fundamental for innovation and leading edge thinking and necessary for survival, by
engendering fresh ideas and offering continuous opportunity to begin anew by
providing new perspectives.
As educators, our intention, and the aim of this research, is to facilitate the
development of students as independent thinking individuals, who can work
interdependently to contribute to society, capable of being agents of change. Initially
Action Research provided a natural platform, allowing reflection-in-action and -on-
action (Schn, 1983) into own practice, and our partnership with others.
The research began in higher education with evaluation of group work
assessment. It involved a class of 52 divided into ten groups to investigate a subject
and present findings. Each group presentation was graded, and each group member
Eurasian Journal of Educational Research 79
received that grade, regardless of input. On the whole groups co-operated, but
student feedback showed it to be having a negative impact. A common drawback
was the unequal contribution of work by some students. The work was presented on
time, but bore the hallmarks of an endurance test to be tolerated by most: the
assessment had little to defend itself as a learning methodology.
Assessment is a learning methodology, a point easily overlooked. Viewing
assessment as a learning methodology challenged our thinking. Our practice
reflected the traditional style of assessment with students working to satisfy the
Although teaching methods were learner-centric, students were uninvolved in
assessment: a methodology permitting student input and more learner-control was
sought. This reflection and a subsequent literature review led to the introduction of
S&PA. The impact was immediate: research findings confirmed that students became
more motivated, showed greater interest and were more engaged in helping and
providing feedback to each other. To further the research, S&PA was continued into
The common thread throughout was the teacher. In each case the teacher
facilitated the process and it was the teacher upon whom demands were made.
Living this experience, their impressions of, reactions to and analysis of the S&PA
student-teacher partnership approach forms a prominent part of the research
findings: this aspect is documented in this paper. Following this initial
implementation of S&PA the research expanded to include students and teachers at
elementary, secondary and tertiary level and in further education with early school
leavers and senior learners.
Prior to these studies none of the teachers or their organisations had experienced
S&PA. According to circumstances, they had been using a combination of traditional
teacher-led assessment methods including individual or group studies, written
papers, oral or written tests and terminal examinations. In all studies the assessments
were based on students working in small groups, for two, pragmatic reasons. Firstly,
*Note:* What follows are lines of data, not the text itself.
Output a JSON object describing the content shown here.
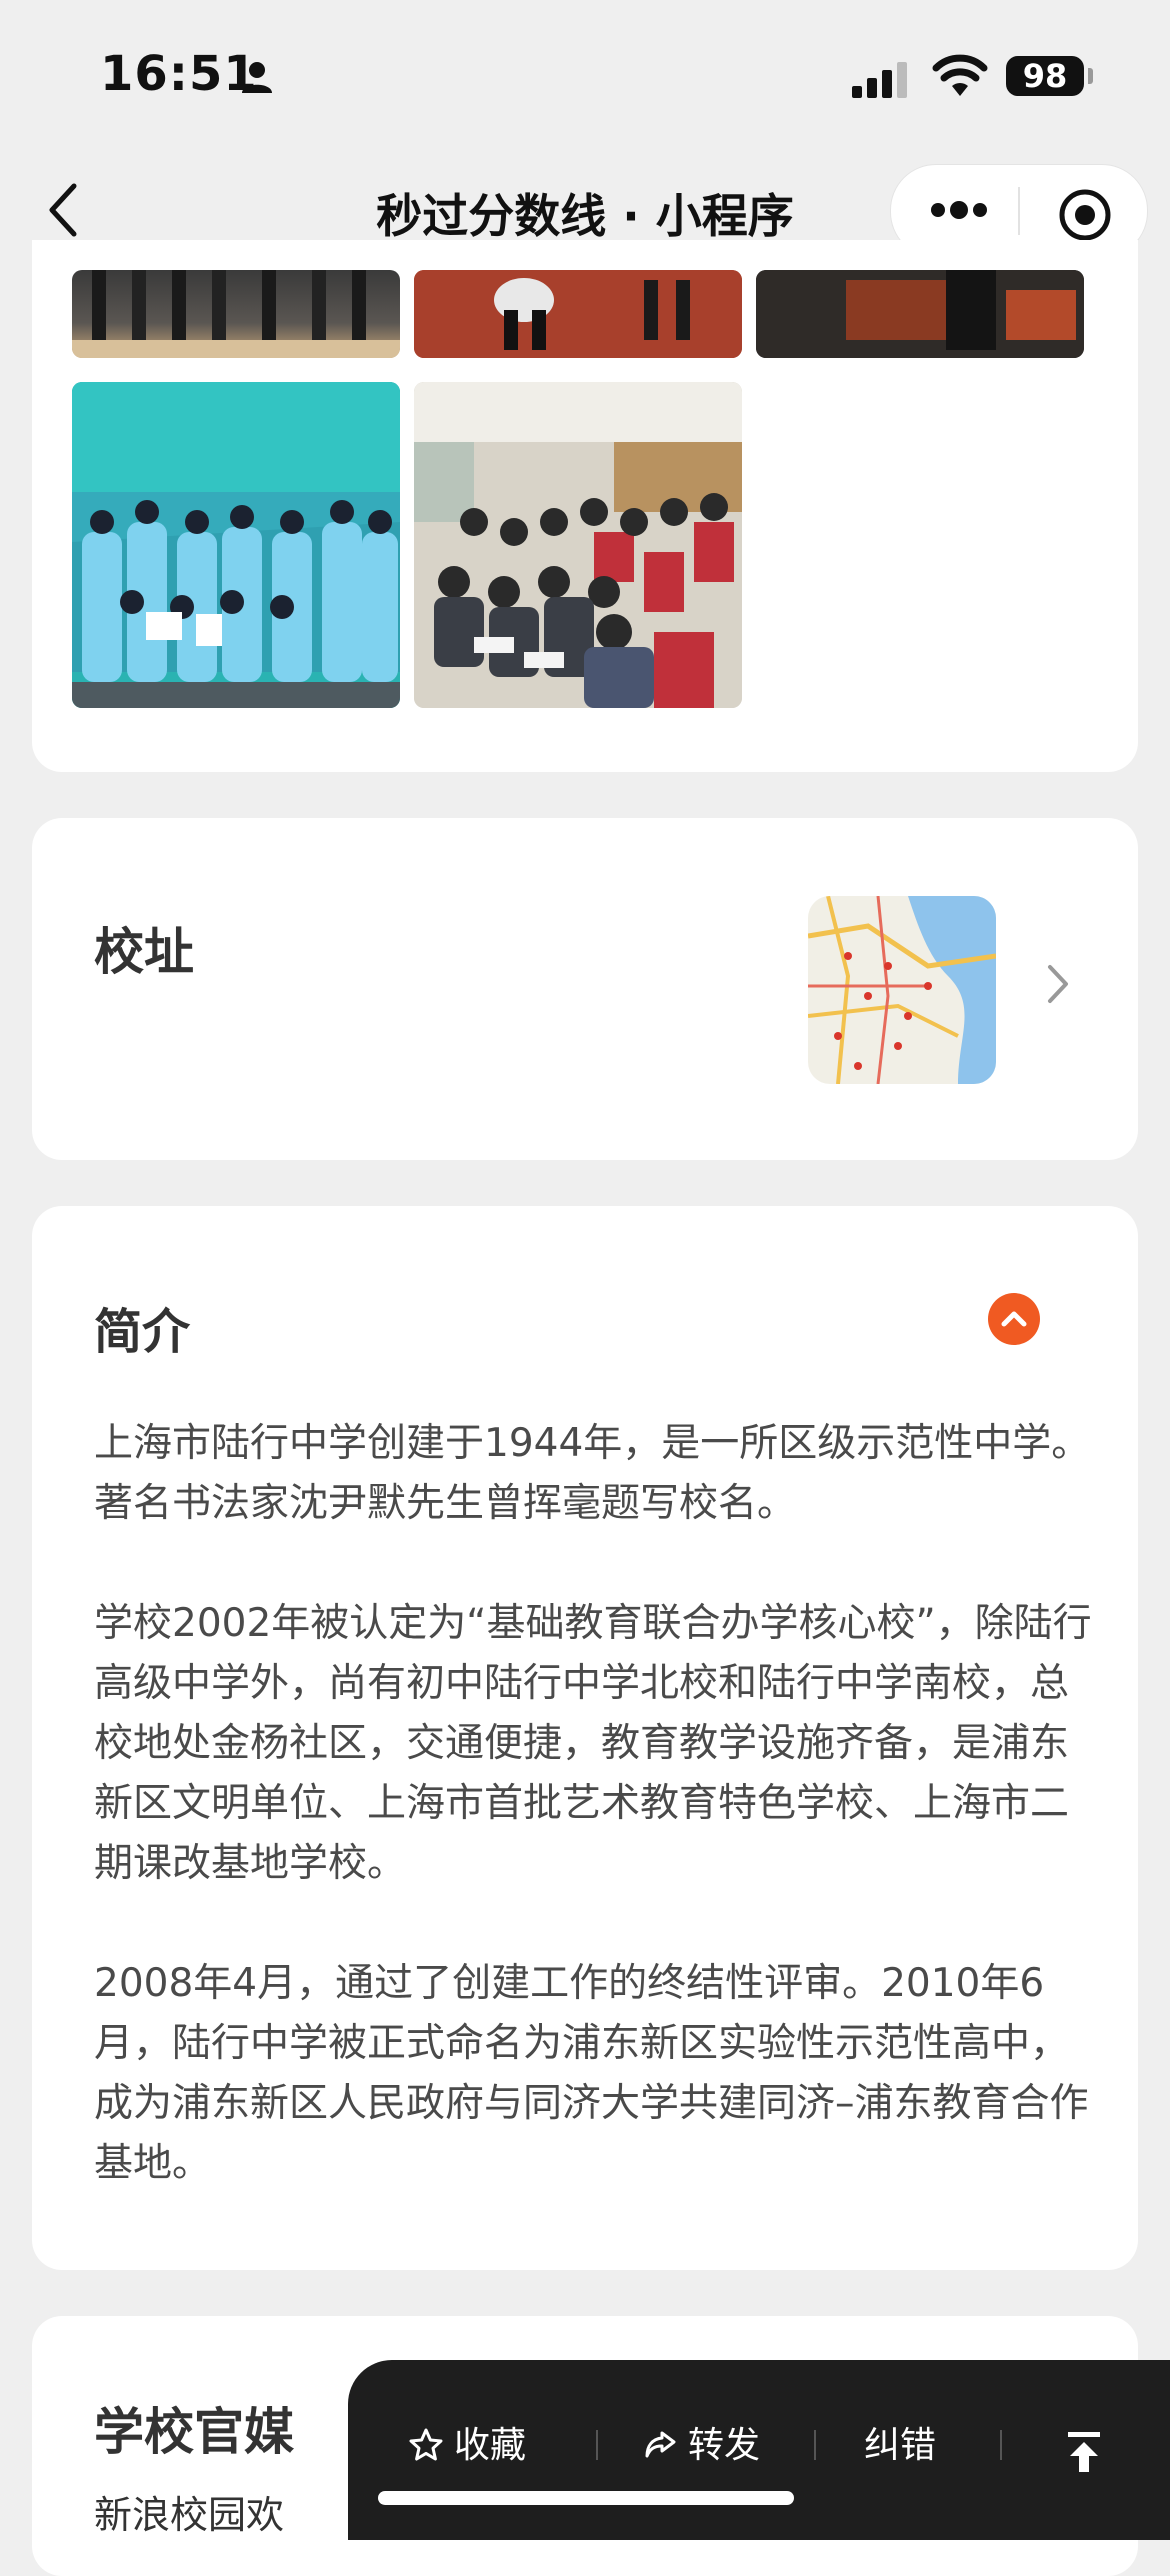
{
  "status_bar": {
    "time": "16:51",
    "battery": "98"
  },
  "nav": {
    "title": "秒过分数线 · 小程序"
  },
  "address": {
    "title": "校址"
  },
  "intro": {
    "title": "简介",
    "paragraphs": [
      "上海市陆行中学创建于1944年，是一所区级示范性中学。著名书法家沈尹默先生曾挥毫题写校名。",
      "学校2002年被认定为“基础教育联合办学核心校”，除陆行高级中学外，尚有初中陆行中学北校和陆行中学南校，总校地处金杨社区，交通便捷，教育教学设施齐备，是浦东新区文明单位、上海市首批艺术教育特色学校、上海市二期课改基地学校。",
      "2008年4月，通过了创建工作的终结性评审。2010年6月，陆行中学被正式命名为浦东新区实验性示范性高中，成为浦东新区人民政府与同济大学共建同济–浦东教育合作基地。"
    ]
  },
  "media": {
    "title": "学校官媒",
    "first_item": "新浪校园欢"
  },
  "bottom_bar": {
    "favorite": "收藏",
    "share": "转发",
    "correct": "纠错"
  },
  "colors": {
    "accent": "#f05a22",
    "background": "#efefef",
    "bar": "#1e1e1e"
  },
  "icons": [
    "person-icon",
    "signal-icon",
    "wifi-icon",
    "back-icon",
    "more-icon",
    "mini-close-icon",
    "chevron-right-icon",
    "chevron-up-icon",
    "star-icon",
    "share-icon",
    "back-to-top-icon"
  ]
}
the initial study was in a group work context; secondly, the assessment design was
already in use. This helped to maintain consistency throughout the studies,
improving effectiveness in collaborating with each teacher. Also, eliminating as
many variables as possible helped maximize the validity and reliability of the
The teachers allocated students to groups to work on a project and although the
end product of the project was assessed by the teacher, the process was self- and peer-
assessed. In all cases students chose their own criteria. The split of marks varied.
The initial study had allocated ninety percent of the marks to the teacher for
traditional assessment and ten percent to the students for S&PA. In later studies,
teachers surrendered between twenty and one hundred percent of the marks to the
students S&PA. The S&PA was anonymous (examination conditions) and students
had the right to appeal, the teacher acting as final arbiter. This was seen as important
as, with some cohorts, this mark contributed to their final graduating grade.
80 Kathy Harrison, Joe O'Hara & Gerry McNamara
The research commenced with Action Research to improve practice (Elliott,
1991: 49), with knowledge production a subordinate aim. Based on Lewins (1948)
model, it was informed by McNiff and Whitehead (2002). Later studies employed a
phenomenological, interpretive inquiry (knowledge constructed and contextual) as it
investigated the experience of o...